• **The data**
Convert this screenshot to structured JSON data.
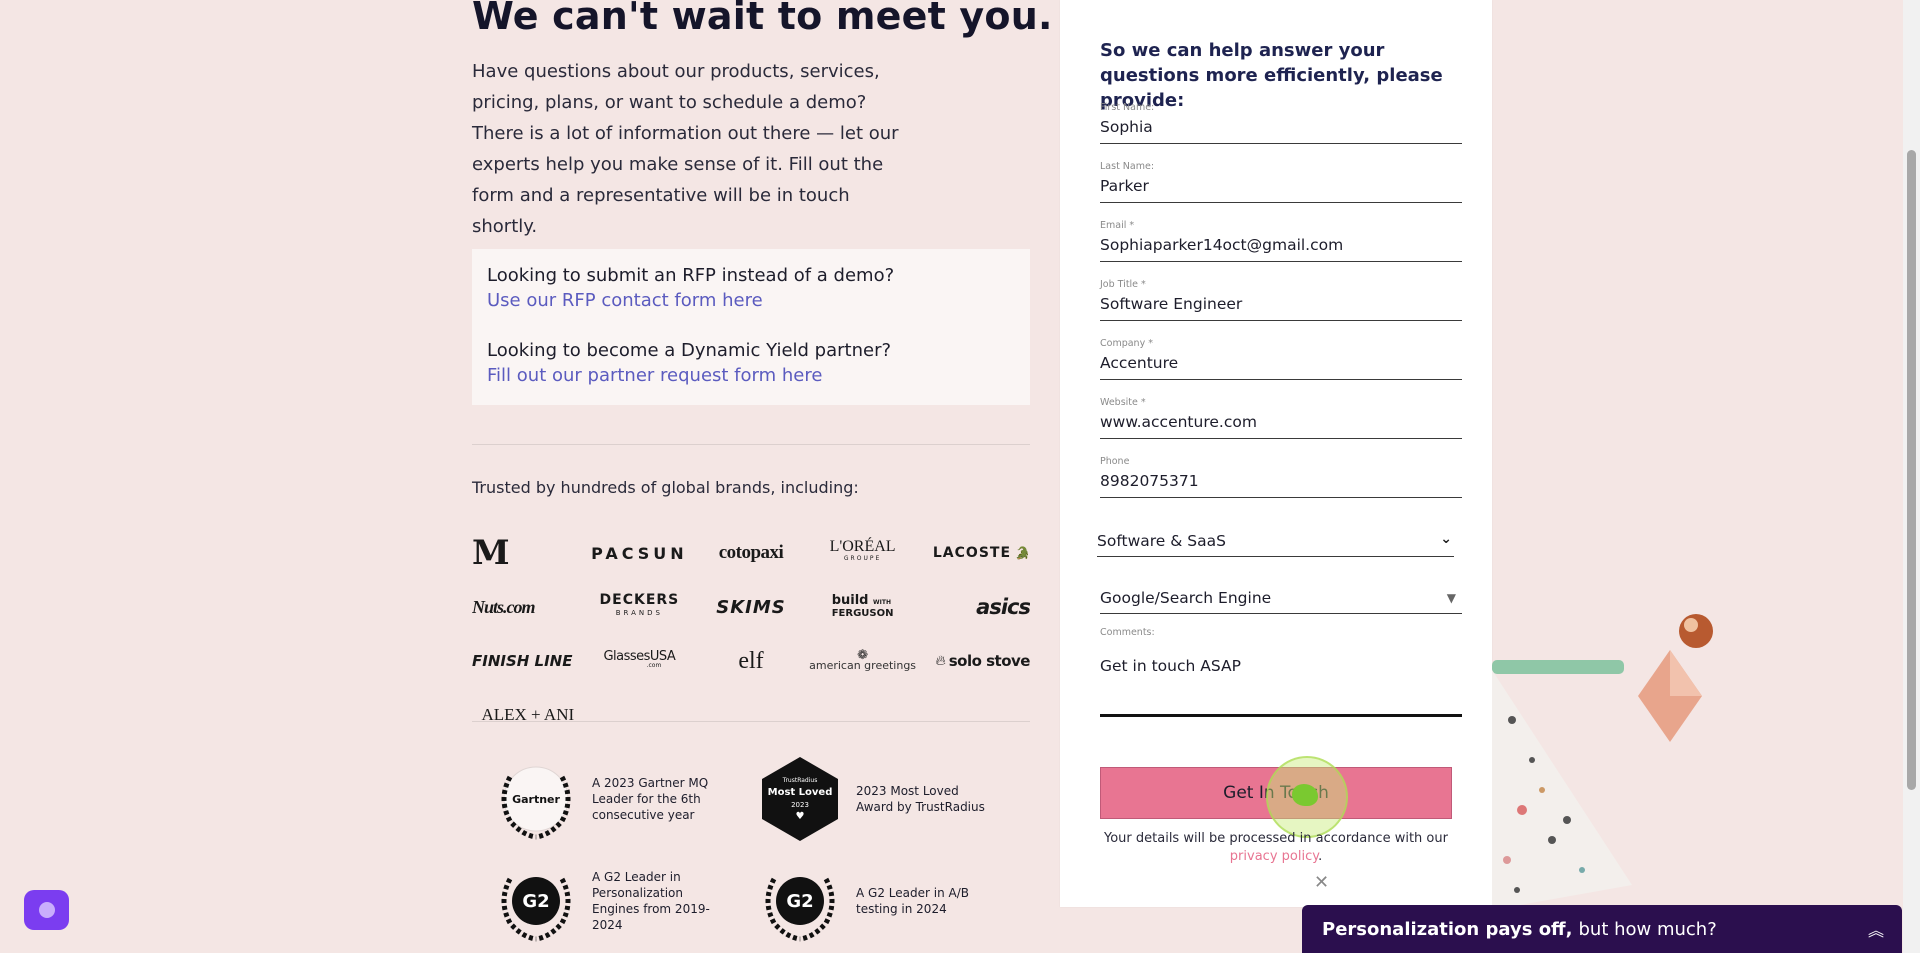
{
  "hero": {
    "title": "We can't wait to meet you.",
    "description": "Have questions about our products, services, pricing, plans, or want to schedule a demo? There is a lot of information out there — let our experts help you make sense of it. Fill out the form and a representative will be in touch shortly."
  },
  "info_box": {
    "rfp_question": "Looking to submit an RFP instead of a demo?",
    "rfp_link": "Use our RFP contact form here",
    "partner_question": "Looking to become a Dynamic Yield partner?",
    "partner_link": "Fill out our partner request form here"
  },
  "trusted": {
    "label": "Trusted by hundreds of global brands, including:",
    "logos": [
      "McDonald's",
      "PACSUN",
      "cotopaxi",
      "L'ORÉAL",
      "LACOSTE",
      "Nuts.com",
      "DECKERS",
      "SKIMS",
      "build with FERGUSON",
      "asics",
      "FINISH LINE",
      "GlassesUSA",
      "elf",
      "american greetings",
      "solo stove",
      "ALEX + ANI"
    ],
    "logo_text": {
      "mcd": "M",
      "pacsun": "PACSUN",
      "cotopaxi": "cotopaxi",
      "loreal": "L'ORÉAL",
      "loreal_sub": "GROUPE",
      "lacoste": "LACOSTE",
      "nuts": "Nuts.com",
      "deckers": "DECKERS",
      "deckers_sub": "BRANDS",
      "skims": "SKIMS",
      "build": "build",
      "build_with": "WITH",
      "ferguson": "FERGUSON",
      "asics": "asics",
      "finishline": "FINISH LINE",
      "glasses": "GlassesUSA",
      "glasses_sub": ".com",
      "elf": "elf",
      "american": "american greetings",
      "solostove": "solo stove",
      "alexani": "ALEX + ANI"
    }
  },
  "awards": [
    {
      "badge": "Gartner",
      "text": "A 2023 Gartner MQ Leader for the 6th consecutive year"
    },
    {
      "badge_top": "TrustRadius",
      "badge": "Most Loved",
      "badge_year": "2023",
      "text": "2023 Most Loved Award by TrustRadius"
    },
    {
      "badge": "G2",
      "text": "A G2 Leader in Personalization Engines from 2019-2024"
    },
    {
      "badge": "G2",
      "text": "A G2 Leader in A/B testing in 2024"
    }
  ],
  "form": {
    "heading": "So we can help answer your questions more efficiently, please provide:",
    "fields": [
      {
        "label": "First Name:",
        "value": "Sophia"
      },
      {
        "label": "Last Name:",
        "value": "Parker"
      },
      {
        "label": "Email *",
        "value": "Sophiaparker14oct@gmail.com"
      },
      {
        "label": "Job Title *",
        "value": "Software Engineer"
      },
      {
        "label": "Company *",
        "value": "Accenture"
      },
      {
        "label": "Website *",
        "value": "www.accenture.com"
      },
      {
        "label": "Phone",
        "value": "8982075371"
      }
    ],
    "industry": "Software & SaaS",
    "source": "Google/Search Engine",
    "comments_label": "Comments:",
    "comments_value": "Get in touch ASAP",
    "submit_label": "Get In Touch",
    "privacy_prefix": "Your details will be processed in accordance with our",
    "privacy_link": "privacy policy",
    "privacy_suffix": ".",
    "close": "✕"
  },
  "promo": {
    "strong": "Personalization pays off,",
    "rest": "but how much?",
    "caret": "⌃"
  },
  "colors": {
    "background": "#f4e6e4",
    "accent_pink": "#e87592",
    "link_blue": "#5b5bbf",
    "promo_bg": "#2b0f4e",
    "chat_purple": "#7b3df0"
  }
}
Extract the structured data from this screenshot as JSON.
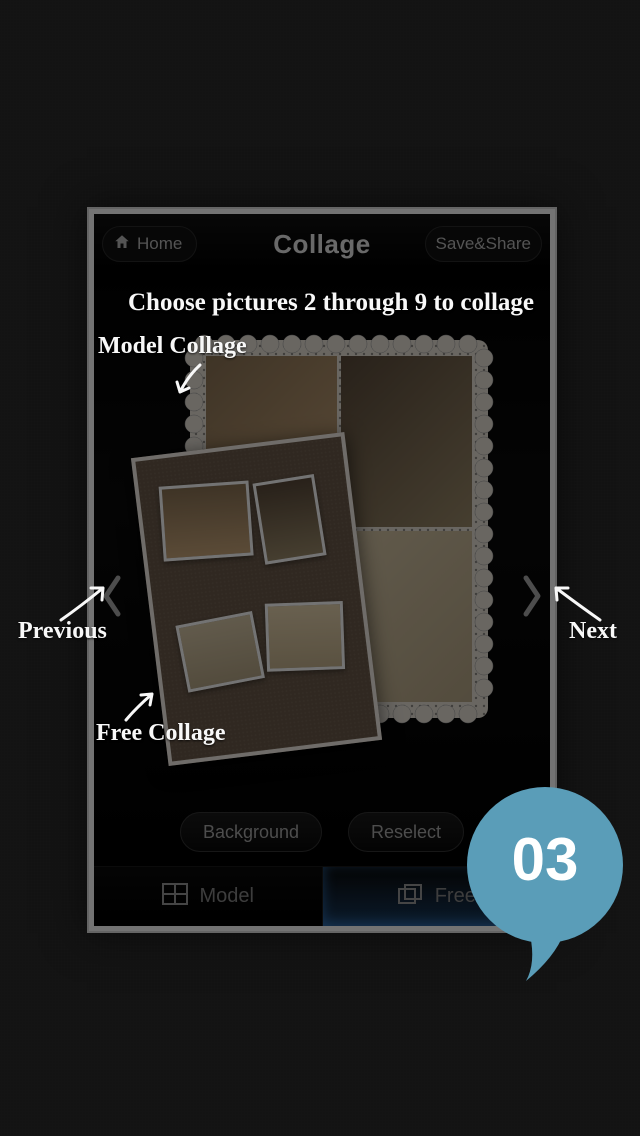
{
  "header": {
    "home_label": "Home",
    "title": "Collage",
    "save_label": "Save&Share"
  },
  "instruction": "Choose pictures 2 through 9 to collage",
  "annotations": {
    "model_collage": "Model Collage",
    "free_collage": "Free Collage",
    "previous": "Previous",
    "next": "Next"
  },
  "actions": {
    "background": "Background",
    "reselect": "Reselect"
  },
  "tabs": {
    "model": "Model",
    "free": "Free"
  },
  "badge": {
    "number": "03"
  },
  "colors": {
    "accent": "#5a9db8",
    "text_overlay": "#f8f8f8"
  }
}
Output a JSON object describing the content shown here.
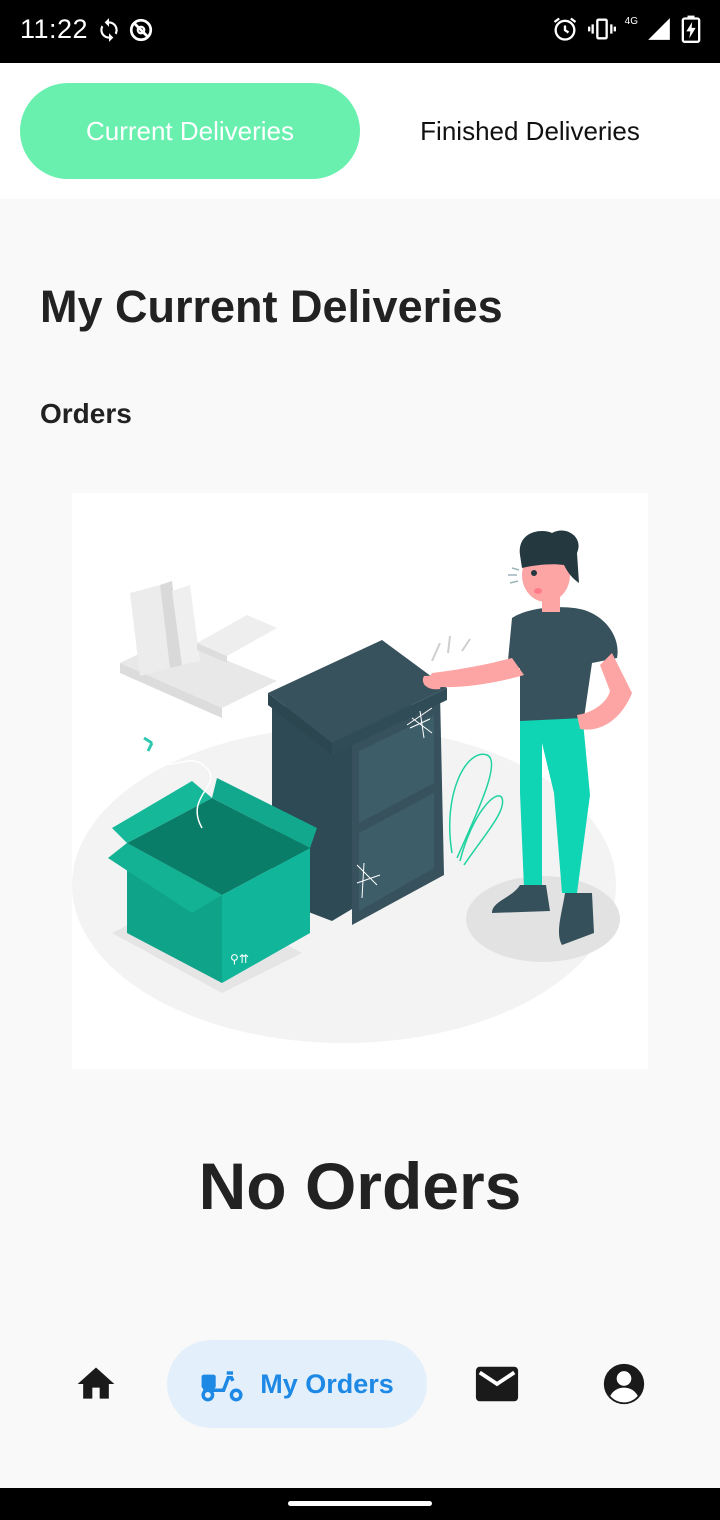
{
  "status_bar": {
    "time": "11:22",
    "network": "4G",
    "left_icons": [
      "sync-icon",
      "do-not-disturb-icon"
    ],
    "right_icons": [
      "alarm-icon",
      "vibrate-icon",
      "signal-icon",
      "battery-charging-icon"
    ]
  },
  "tabs": {
    "current_label": "Current Deliveries",
    "finished_label": "Finished Deliveries",
    "active": "current",
    "accent_color": "#69f0ae"
  },
  "main": {
    "title": "My Current Deliveries",
    "section_label": "Orders",
    "empty_message": "No Orders",
    "illustration": "empty-box-illustration"
  },
  "bottom_nav": {
    "items": [
      {
        "icon": "home-icon"
      },
      {
        "icon": "delivery-scooter-icon",
        "label": "My Orders",
        "active": true
      },
      {
        "icon": "mail-icon"
      },
      {
        "icon": "account-circle-icon"
      }
    ],
    "active_color": "#1e88e5"
  }
}
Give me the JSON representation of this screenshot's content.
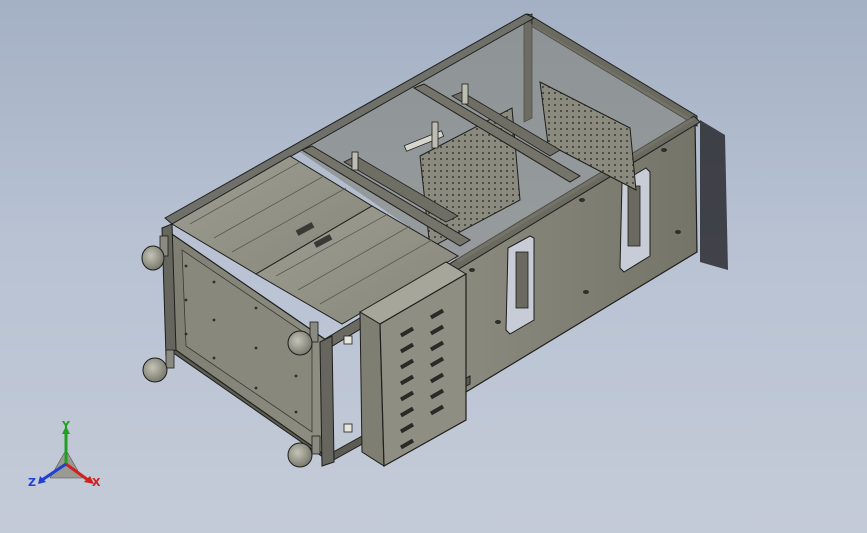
{
  "view": {
    "background_top": "#a4b0c4",
    "background_bottom": "#c4cbd8"
  },
  "model": {
    "body_color": "#8e8e82",
    "frame_color": "#5c5c54",
    "edge_color": "#1e1e1c"
  },
  "triad": {
    "x_label": "X",
    "y_label": "Y",
    "z_label": "Z",
    "x_color": "#d02020",
    "y_color": "#20a020",
    "z_color": "#2040d0"
  }
}
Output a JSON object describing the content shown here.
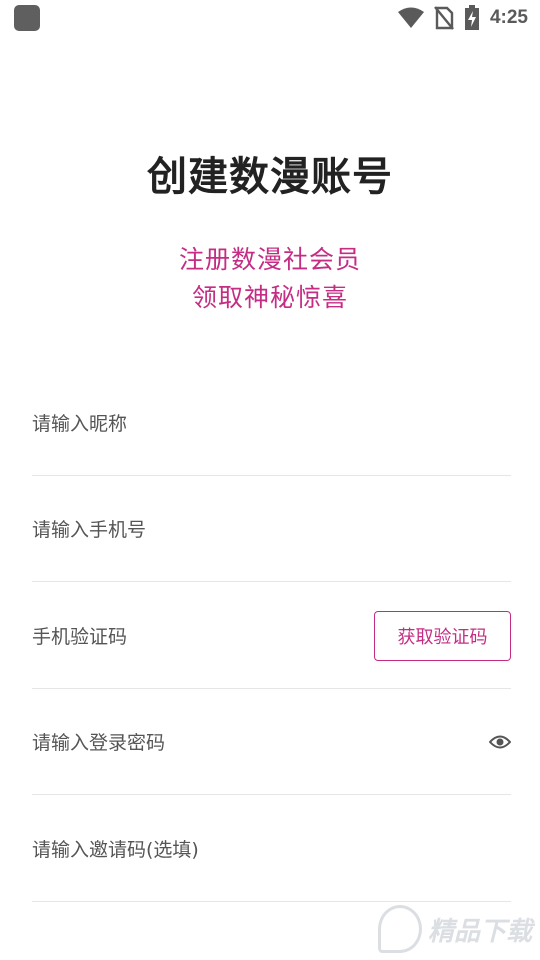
{
  "status_bar": {
    "time": "4:25",
    "icons": [
      "app-icon",
      "wifi-icon",
      "no-sim-icon",
      "battery-charging-icon"
    ]
  },
  "header": {
    "title": "创建数漫账号",
    "subtitle_line1": "注册数漫社会员",
    "subtitle_line2": "领取神秘惊喜"
  },
  "form": {
    "nickname_placeholder": "请输入昵称",
    "phone_placeholder": "请输入手机号",
    "code_placeholder": "手机验证码",
    "get_code_label": "获取验证码",
    "password_placeholder": "请输入登录密码",
    "invite_placeholder": "请输入邀请码(选填)"
  },
  "watermark": {
    "text": "精品下载"
  },
  "colors": {
    "accent": "#c52d85",
    "title": "#222222",
    "placeholder": "#555555"
  }
}
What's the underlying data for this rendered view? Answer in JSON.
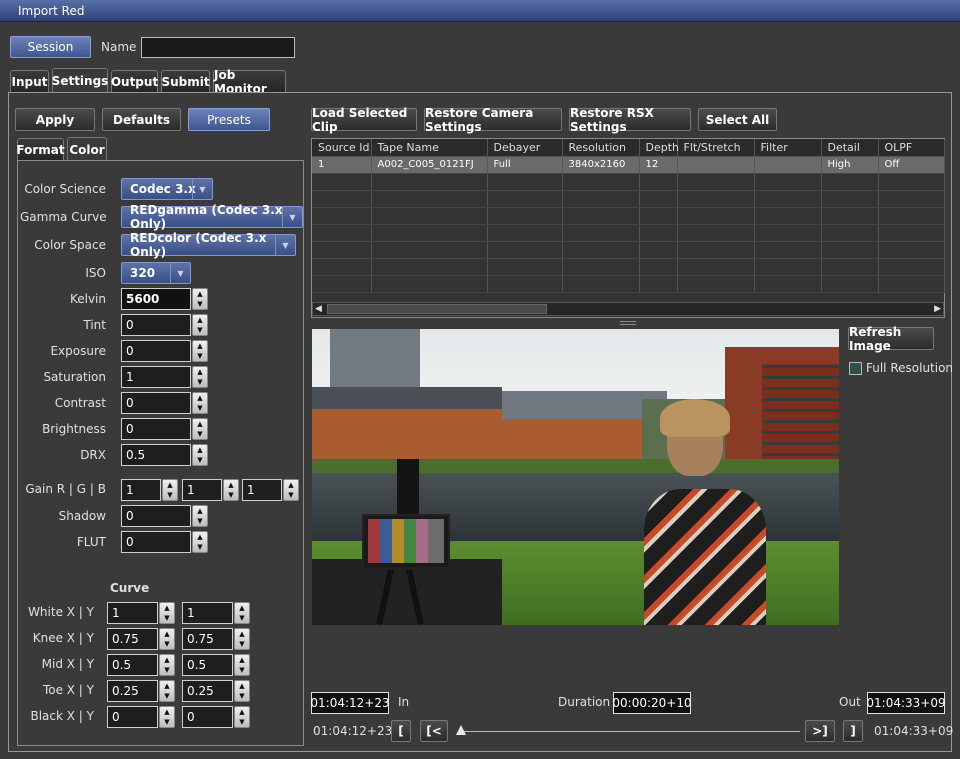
{
  "window": {
    "title": "Import Red"
  },
  "session": {
    "button": "Session",
    "name_label": "Name",
    "name_value": ""
  },
  "main_tabs": [
    "Input",
    "Settings",
    "Output",
    "Submit",
    "Job Monitor"
  ],
  "left_buttons": {
    "apply": "Apply",
    "defaults": "Defaults",
    "presets": "Presets"
  },
  "sub_tabs": [
    "Format",
    "Color"
  ],
  "color": {
    "color_science": {
      "label": "Color Science",
      "value": "Codec 3.x"
    },
    "gamma_curve": {
      "label": "Gamma Curve",
      "value": "REDgamma (Codec 3.x Only)"
    },
    "color_space": {
      "label": "Color Space",
      "value": "REDcolor (Codec 3.x Only)"
    },
    "iso": {
      "label": "ISO",
      "value": "320"
    },
    "kelvin": {
      "label": "Kelvin",
      "value": "5600"
    },
    "tint": {
      "label": "Tint",
      "value": "0"
    },
    "exposure": {
      "label": "Exposure",
      "value": "0"
    },
    "saturation": {
      "label": "Saturation",
      "value": "1"
    },
    "contrast": {
      "label": "Contrast",
      "value": "0"
    },
    "brightness": {
      "label": "Brightness",
      "value": "0"
    },
    "drx": {
      "label": "DRX",
      "value": "0.5"
    },
    "gain": {
      "label": "Gain R | G | B",
      "r": "1",
      "g": "1",
      "b": "1"
    },
    "shadow": {
      "label": "Shadow",
      "value": "0"
    },
    "flut": {
      "label": "FLUT",
      "value": "0"
    }
  },
  "curve": {
    "title": "Curve",
    "white": {
      "label": "White X | Y",
      "x": "1",
      "y": "1"
    },
    "knee": {
      "label": "Knee X | Y",
      "x": "0.75",
      "y": "0.75"
    },
    "mid": {
      "label": "Mid X | Y",
      "x": "0.5",
      "y": "0.5"
    },
    "toe": {
      "label": "Toe X | Y",
      "x": "0.25",
      "y": "0.25"
    },
    "black": {
      "label": "Black X | Y",
      "x": "0",
      "y": "0"
    }
  },
  "toolbar": {
    "load": "Load Selected Clip",
    "restore_camera": "Restore Camera Settings",
    "restore_rsx": "Restore RSX Settings",
    "select_all": "Select All"
  },
  "clip_table": {
    "columns": [
      "Source Id",
      "Tape Name",
      "Debayer",
      "Resolution",
      "Depth",
      "Flt/Stretch",
      "Filter",
      "Detail",
      "OLPF"
    ],
    "rows": [
      [
        "1",
        "A002_C005_0121FJ",
        "Full",
        "3840x2160",
        "12",
        "",
        "",
        "High",
        "Off"
      ]
    ]
  },
  "preview": {
    "refresh": "Refresh Image",
    "full_resolution": "Full Resolution",
    "full_resolution_checked": false
  },
  "timecode": {
    "in_value": "01:04:12+23",
    "in_label": "In",
    "duration_label": "Duration",
    "duration_value": "00:00:20+10",
    "out_label": "Out",
    "out_value": "01:04:33+09",
    "current_in": "01:04:12+23",
    "current_out": "01:04:33+09",
    "mark_in_btn": "[",
    "prev_btn": "[<",
    "next_btn": ">]",
    "mark_out_btn": "]",
    "position": 0
  }
}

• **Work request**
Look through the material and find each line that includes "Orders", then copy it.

• **Exercise response**
    "section_label": "Orders",
    "empty_message": "No Orders",
        "label": "My Orders",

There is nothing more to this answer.